(Page and application data records)
BEGIN
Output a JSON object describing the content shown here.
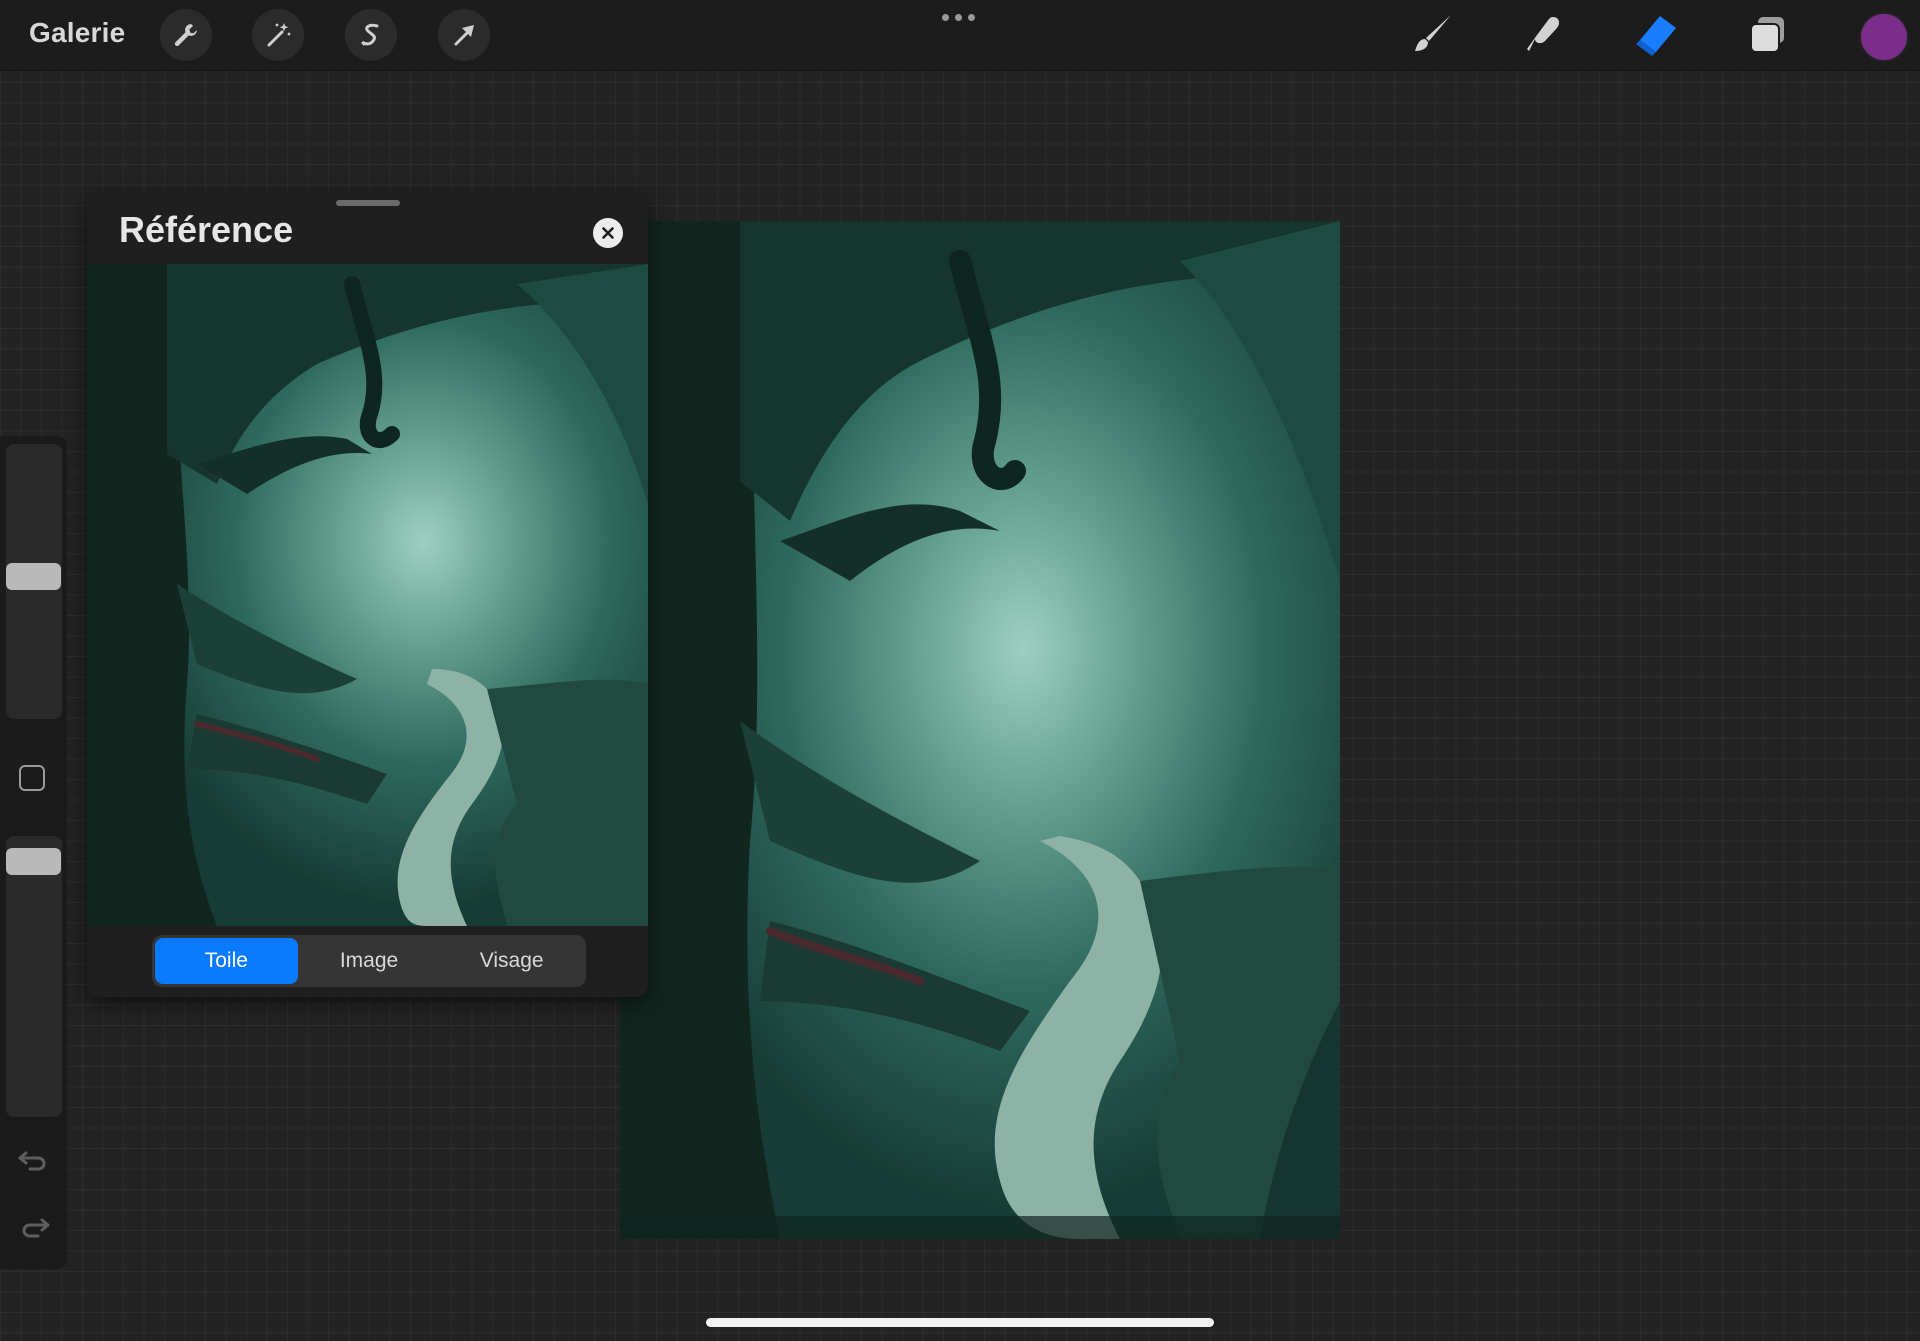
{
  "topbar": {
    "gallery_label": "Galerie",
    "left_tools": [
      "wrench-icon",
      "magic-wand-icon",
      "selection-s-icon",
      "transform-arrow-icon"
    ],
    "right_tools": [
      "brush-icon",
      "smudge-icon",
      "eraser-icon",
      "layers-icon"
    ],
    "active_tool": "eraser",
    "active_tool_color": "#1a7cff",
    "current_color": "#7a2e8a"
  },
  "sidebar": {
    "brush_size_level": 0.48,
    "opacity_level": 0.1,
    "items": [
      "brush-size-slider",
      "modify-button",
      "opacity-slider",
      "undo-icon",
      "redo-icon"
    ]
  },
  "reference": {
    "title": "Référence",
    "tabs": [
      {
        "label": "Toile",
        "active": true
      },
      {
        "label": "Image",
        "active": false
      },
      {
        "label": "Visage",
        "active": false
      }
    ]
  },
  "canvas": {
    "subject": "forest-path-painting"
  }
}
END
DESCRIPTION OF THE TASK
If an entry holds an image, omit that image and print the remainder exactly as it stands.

TASK SOLUTION
Output a JSON object describing the content shown here.
{
  "topbar": {
    "gallery_label": "Galerie",
    "left_tools": [
      "wrench-icon",
      "magic-wand-icon",
      "selection-s-icon",
      "transform-arrow-icon"
    ],
    "right_tools": [
      "brush-icon",
      "smudge-icon",
      "eraser-icon",
      "layers-icon"
    ],
    "active_tool": "eraser",
    "active_tool_color": "#1a7cff",
    "current_color": "#7a2e8a"
  },
  "sidebar": {
    "brush_size_level": 0.48,
    "opacity_level": 0.1,
    "items": [
      "brush-size-slider",
      "modify-button",
      "opacity-slider",
      "undo-icon",
      "redo-icon"
    ]
  },
  "reference": {
    "title": "Référence",
    "tabs": [
      {
        "label": "Toile",
        "active": true
      },
      {
        "label": "Image",
        "active": false
      },
      {
        "label": "Visage",
        "active": false
      }
    ]
  },
  "canvas": {
    "subject": "forest-path-painting"
  }
}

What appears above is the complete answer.